Power is an amazing thing and WLW had it both figuratively and literally.  By 1937, WLW was producing two dozen original programs, many carried across the network.  They also tormented NBC, its network.  WLW would pick and choose which network shows it was willing to carry.  On occasion, it would ask NBC to send the script because WLW felt it could produce it better with its own actors and orchestra.  Imagine Cincinnati's WLWT television today asking NBC for the script for this week's The Office because it wanted to produce the episode itself!   But 1930s WLW could pull it off because it kept teasing NBC by threatening to create its own network (WLW Line, the Mutual Network, etc.) and NBC couldn't afford to lose its largest affiliate.
The station had its ups and downs since the superpower era ended in 1939 (actually, late at night during WWII, they'd fire up the big transmitter for special government broadcasts).  The 1950s and 60s were a little rough because of the company's interest in television, but interest bounced back in the 70s with JFPO and the Reds, and the 80s with Scott, Burbank, McConnell, Cunningham et al .
I am proud to say I worked there for a year (1988-89) as a part-time newscaster ("Mike Morgan").  I started when the station was located on 4th Street downtown and was the first "regular" announcer to broadcast from the then-new Mt Adams studios (after the GM said a few words) on October 25th, 1988 (or was it the 26th?)  I remember that night fairly clearly and it was quite exciting.  The on-air staff, at the time, was not allowed to say "55" degrees because of bitter rival 55KRC.  Today the two former enemies are sister stations under the Clear Channel banner and the rivalry has been reduced to the fact that they are simply two studios, side by side, in a long hallway.

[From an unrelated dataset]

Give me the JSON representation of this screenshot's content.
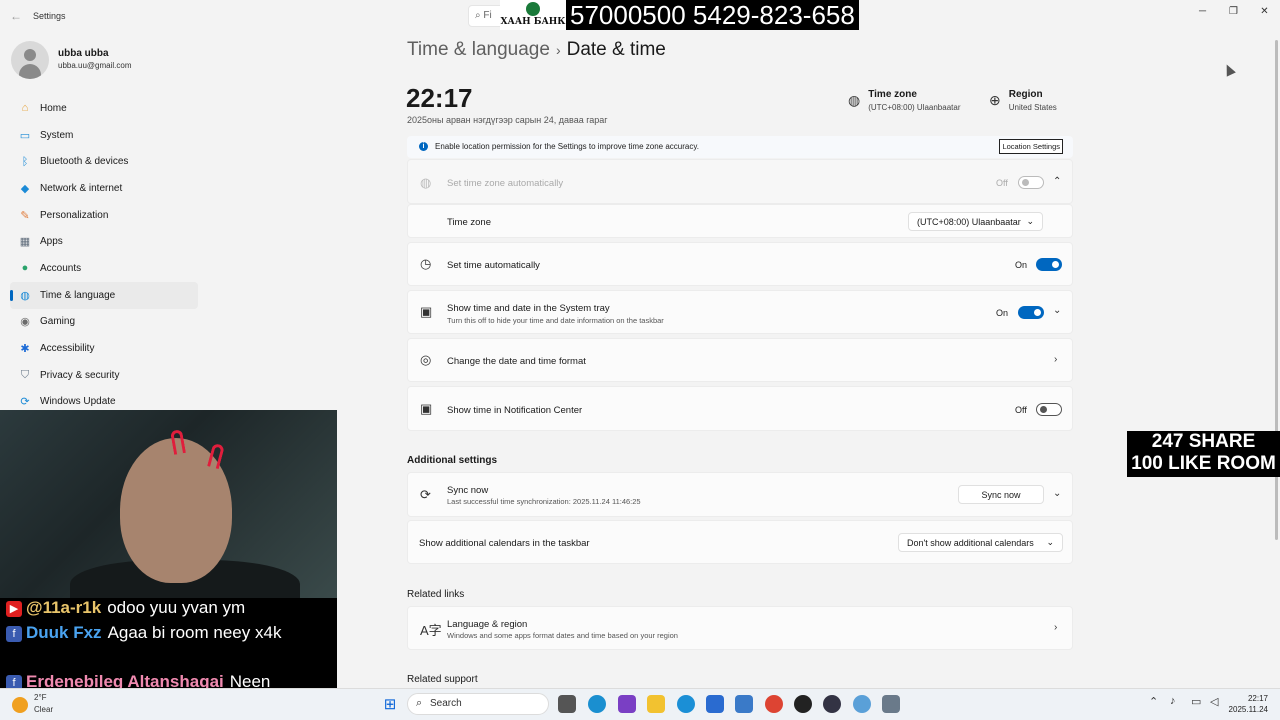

90-years is something special but can be put into perspective.  My kids have never known a time when there weren't computers, but I do.  I do not remember a time without television, but my parents do.  There are still many people walking around much older than radio.
Anyway, happy birthday to the "Nation's Station" and many more, I hope.